### Task prompt:
Set the pictures aside and return each record below precisely as written.

### Supplied entries:
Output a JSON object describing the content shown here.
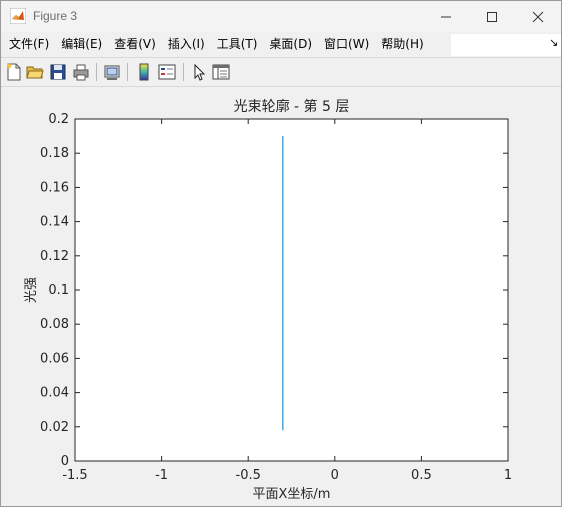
{
  "window": {
    "title": "Figure 3",
    "accent_color": "#0072BD"
  },
  "menu": {
    "items": [
      {
        "id": "file",
        "label": "文件(F)"
      },
      {
        "id": "edit",
        "label": "编辑(E)"
      },
      {
        "id": "view",
        "label": "查看(V)"
      },
      {
        "id": "insert",
        "label": "插入(I)"
      },
      {
        "id": "tools",
        "label": "工具(T)"
      },
      {
        "id": "desktop",
        "label": "桌面(D)"
      },
      {
        "id": "window",
        "label": "窗口(W)"
      },
      {
        "id": "help",
        "label": "帮助(H)"
      }
    ],
    "overflow_arrow": "↘"
  },
  "toolbar": {
    "icons": [
      "new-figure-icon",
      "open-file-icon",
      "save-icon",
      "print-icon",
      "link-plot-icon",
      "insert-colorbar-icon",
      "insert-legend-icon",
      "edit-plot-arrow-icon",
      "property-inspector-icon"
    ]
  },
  "chart_data": {
    "type": "line",
    "title": "光束轮廓 - 第 5 层",
    "xlabel": "平面X坐标/m",
    "ylabel": "光强",
    "xlim": [
      -1.5,
      1
    ],
    "ylim": [
      0,
      0.2
    ],
    "xticks": [
      -1.5,
      -1,
      -0.5,
      0,
      0.5,
      1
    ],
    "xtick_labels": [
      "-1.5",
      "-1",
      "-0.5",
      "0",
      "0.5",
      "1"
    ],
    "yticks": [
      0,
      0.02,
      0.04,
      0.06,
      0.08,
      0.1,
      0.12,
      0.14,
      0.16,
      0.18,
      0.2
    ],
    "ytick_labels": [
      "0",
      "0.02",
      "0.04",
      "0.06",
      "0.08",
      "0.1",
      "0.12",
      "0.14",
      "0.16",
      "0.18",
      "0.2"
    ],
    "grid": false,
    "series": [
      {
        "color": "#0072BD",
        "x": [
          -0.3,
          -0.3
        ],
        "y": [
          0.018,
          0.19
        ]
      }
    ]
  }
}
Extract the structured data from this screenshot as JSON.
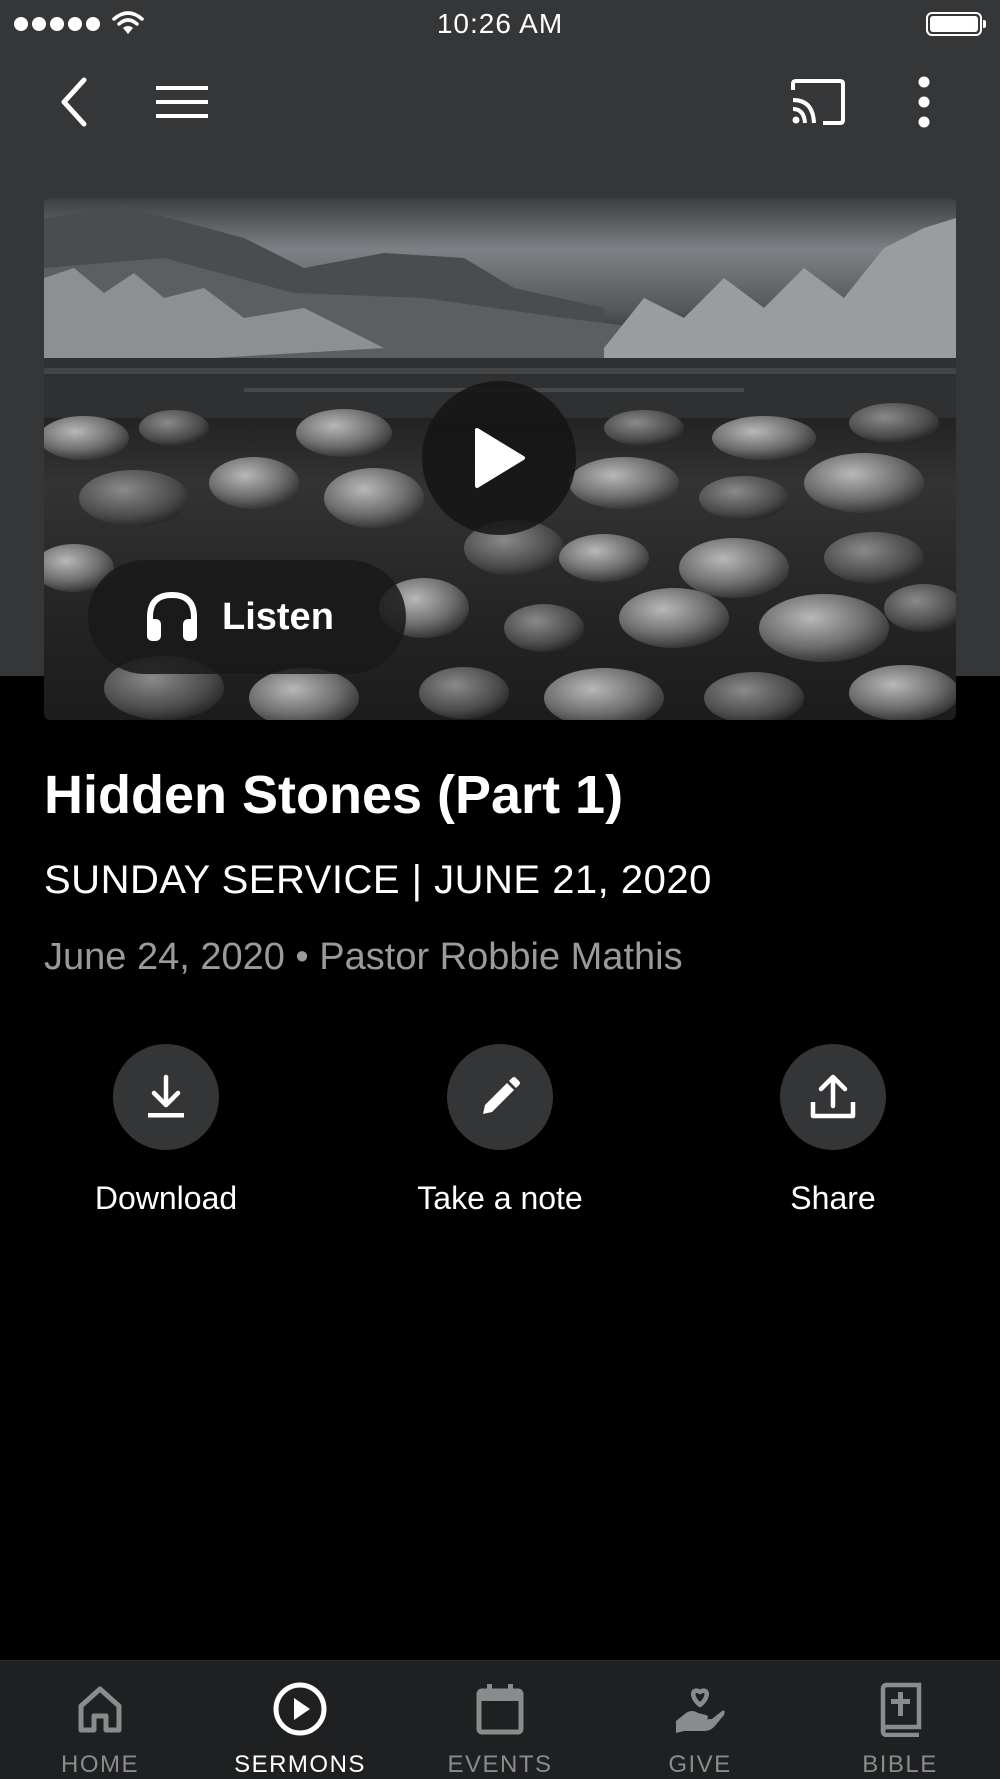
{
  "status_bar": {
    "time": "10:26 AM"
  },
  "toolbar": {
    "back_icon": "chevron-left-icon",
    "menu_icon": "hamburger-menu-icon",
    "cast_icon": "cast-icon",
    "more_icon": "more-vertical-icon"
  },
  "hero": {
    "play_icon": "play-icon",
    "listen_label": "Listen",
    "listen_icon": "headphones-icon"
  },
  "sermon": {
    "title": "Hidden Stones (Part 1)",
    "subtitle": "SUNDAY SERVICE | JUNE 21, 2020",
    "meta": "June 24, 2020 • Pastor Robbie Mathis"
  },
  "actions": [
    {
      "label": "Download",
      "icon": "download-icon"
    },
    {
      "label": "Take a note",
      "icon": "pencil-icon"
    },
    {
      "label": "Share",
      "icon": "share-icon"
    }
  ],
  "tabs": [
    {
      "label": "HOME",
      "icon": "home-icon",
      "active": false
    },
    {
      "label": "SERMONS",
      "icon": "play-circle-icon",
      "active": true
    },
    {
      "label": "EVENTS",
      "icon": "calendar-icon",
      "active": false
    },
    {
      "label": "GIVE",
      "icon": "give-hand-heart-icon",
      "active": false
    },
    {
      "label": "BIBLE",
      "icon": "bible-icon",
      "active": false
    }
  ]
}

### Solution:
Output a JSON object describing the content shown here.
{
  "window": {
    "title": "Figure 3",
    "accent_color": "#0072BD"
  },
  "menu": {
    "items": [
      {
        "id": "file",
        "label": "文件(F)"
      },
      {
        "id": "edit",
        "label": "编辑(E)"
      },
      {
        "id": "view",
        "label": "查看(V)"
      },
      {
        "id": "insert",
        "label": "插入(I)"
      },
      {
        "id": "tools",
        "label": "工具(T)"
      },
      {
        "id": "desktop",
        "label": "桌面(D)"
      },
      {
        "id": "window",
        "label": "窗口(W)"
      },
      {
        "id": "help",
        "label": "帮助(H)"
      }
    ],
    "overflow_arrow": "↘"
  },
  "toolbar": {
    "icons": [
      "new-figure-icon",
      "open-file-icon",
      "save-icon",
      "print-icon",
      "link-plot-icon",
      "insert-colorbar-icon",
      "insert-legend-icon",
      "edit-plot-arrow-icon",
      "property-inspector-icon"
    ]
  },
  "chart_data": {
    "type": "line",
    "title": "光束轮廓 - 第 5 层",
    "xlabel": "平面X坐标/m",
    "ylabel": "光强",
    "xlim": [
      -1.5,
      1
    ],
    "ylim": [
      0,
      0.2
    ],
    "xticks": [
      -1.5,
      -1,
      -0.5,
      0,
      0.5,
      1
    ],
    "xtick_labels": [
      "-1.5",
      "-1",
      "-0.5",
      "0",
      "0.5",
      "1"
    ],
    "yticks": [
      0,
      0.02,
      0.04,
      0.06,
      0.08,
      0.1,
      0.12,
      0.14,
      0.16,
      0.18,
      0.2
    ],
    "ytick_labels": [
      "0",
      "0.02",
      "0.04",
      "0.06",
      "0.08",
      "0.1",
      "0.12",
      "0.14",
      "0.16",
      "0.18",
      "0.2"
    ],
    "grid": false,
    "series": [
      {
        "color": "#0072BD",
        "x": [
          -0.3,
          -0.3
        ],
        "y": [
          0.018,
          0.19
        ]
      }
    ]
  }
}
Extract the structured data from this screenshot as JSON.
{
  "status_bar": {
    "time": "10:26 AM"
  },
  "toolbar": {
    "back_icon": "chevron-left-icon",
    "menu_icon": "hamburger-menu-icon",
    "cast_icon": "cast-icon",
    "more_icon": "more-vertical-icon"
  },
  "hero": {
    "play_icon": "play-icon",
    "listen_label": "Listen",
    "listen_icon": "headphones-icon"
  },
  "sermon": {
    "title": "Hidden Stones (Part 1)",
    "subtitle": "SUNDAY SERVICE | JUNE 21, 2020",
    "meta": "June 24, 2020 • Pastor Robbie Mathis"
  },
  "actions": [
    {
      "label": "Download",
      "icon": "download-icon"
    },
    {
      "label": "Take a note",
      "icon": "pencil-icon"
    },
    {
      "label": "Share",
      "icon": "share-icon"
    }
  ],
  "tabs": [
    {
      "label": "HOME",
      "icon": "home-icon",
      "active": false
    },
    {
      "label": "SERMONS",
      "icon": "play-circle-icon",
      "active": true
    },
    {
      "label": "EVENTS",
      "icon": "calendar-icon",
      "active": false
    },
    {
      "label": "GIVE",
      "icon": "give-hand-heart-icon",
      "active": false
    },
    {
      "label": "BIBLE",
      "icon": "bible-icon",
      "active": false
    }
  ]
}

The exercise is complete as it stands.